The rock singer who struggled with his demons
Chester Bennington 1976–2017
Chester Bennington endured a deeply troubled childhood. The Linkin Park singer, who hanged himself last week at age 41, was repeatedly beaten and molested by an older friend during his preteen years. The experience, which began when he was 7 or 8 and continued until he was 13, “destroyed my self-confidence,” he said. “I was too afraid to say anything.” By his late teens, he had become a drugabusing alcoholic. “I dropped so much acid, I’m surprised I can still speak,” he said. Music offered a cathartic outlet for Bennington. With Linkin Park, the hugely successful rock band he launched with rapper Mike Shinoda, he poured his heart out in angry, vulnerable lyrics that struck a chord with millions of fans. “If it wasn’t for music, I’d be dead,” he once said. “One hundred percent.”
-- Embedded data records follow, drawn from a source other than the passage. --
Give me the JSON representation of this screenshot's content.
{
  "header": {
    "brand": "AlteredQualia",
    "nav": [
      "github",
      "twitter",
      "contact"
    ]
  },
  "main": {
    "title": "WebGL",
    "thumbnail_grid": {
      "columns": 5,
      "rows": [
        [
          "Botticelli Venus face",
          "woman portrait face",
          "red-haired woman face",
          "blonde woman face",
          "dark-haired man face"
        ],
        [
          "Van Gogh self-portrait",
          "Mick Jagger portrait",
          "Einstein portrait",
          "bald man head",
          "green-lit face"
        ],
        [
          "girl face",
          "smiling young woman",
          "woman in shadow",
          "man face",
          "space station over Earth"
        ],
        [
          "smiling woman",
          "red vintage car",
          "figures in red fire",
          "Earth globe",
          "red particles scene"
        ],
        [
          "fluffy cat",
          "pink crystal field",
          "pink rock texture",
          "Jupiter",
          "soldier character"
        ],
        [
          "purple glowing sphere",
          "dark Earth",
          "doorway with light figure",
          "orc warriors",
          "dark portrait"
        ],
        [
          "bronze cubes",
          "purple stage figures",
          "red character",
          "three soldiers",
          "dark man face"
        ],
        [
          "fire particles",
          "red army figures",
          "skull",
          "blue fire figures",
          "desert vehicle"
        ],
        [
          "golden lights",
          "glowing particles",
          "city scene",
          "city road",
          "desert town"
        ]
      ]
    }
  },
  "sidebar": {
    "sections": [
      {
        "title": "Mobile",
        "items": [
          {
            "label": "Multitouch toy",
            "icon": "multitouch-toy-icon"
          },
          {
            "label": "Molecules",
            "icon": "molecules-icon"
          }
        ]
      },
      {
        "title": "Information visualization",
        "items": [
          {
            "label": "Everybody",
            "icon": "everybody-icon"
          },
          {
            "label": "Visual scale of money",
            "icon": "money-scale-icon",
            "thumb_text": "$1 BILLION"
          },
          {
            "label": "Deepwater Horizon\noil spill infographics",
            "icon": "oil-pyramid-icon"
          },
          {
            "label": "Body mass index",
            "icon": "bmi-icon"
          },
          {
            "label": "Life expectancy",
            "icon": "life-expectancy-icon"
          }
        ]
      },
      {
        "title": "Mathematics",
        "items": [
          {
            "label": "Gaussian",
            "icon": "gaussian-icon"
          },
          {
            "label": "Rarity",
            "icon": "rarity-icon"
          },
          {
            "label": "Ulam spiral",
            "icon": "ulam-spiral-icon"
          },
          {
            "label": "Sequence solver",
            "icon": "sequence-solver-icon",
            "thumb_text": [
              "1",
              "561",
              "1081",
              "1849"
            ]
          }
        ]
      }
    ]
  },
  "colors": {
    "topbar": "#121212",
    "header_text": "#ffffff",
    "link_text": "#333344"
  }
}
Born in Phoenix, Bennington was “the youngest of four children,” said The New York Times. He went to live with his police-detective father at age 11, after his parents divorced. Emotionally damaged by his friend’s abuse, he took to alcohol and drugs, and “found solace in writing angst-filled poetry, in drawing, and eventually in music.”
Bennington launched his first band, Grey Daze, in his late teens, before joining forces with Shinoda. Linkin Park’s debut album, Hybrid Theory (2000), was a “breakout hit,” said RollingStone.com. A “blend of rap, metal, and electronic music,” it made it to No. 2 on the Billboard chart and sold more than 10 million copies. All but one of Linkin Park’s six subsequent studio albums have topped the charts; in 2004, they “teamed with Jay-Z on the platinum-selling Collision Course EP.” Between 2013 and 2015, Bennington also stepped in for Scott Weiland as the frontman for Stone Temple Pilots, a band he’d worshipped growing up.
Throughout his life Bennington “tackled his addiction issues with some success,” said The Guardian (U.K.). After veering between sobriety and substance abuse in the early days of Linkin Park, he got clean in 2006. But Bennington was deeply affected by the May suicide of Soundgarden singer Chris Cornell, one of his closest friends. “Your voice was joy and pain, anger and forgiveness, love and heartache all wrapped up into one,” he wrote in a tribute. “I can’t imagine a world without you in it.” ■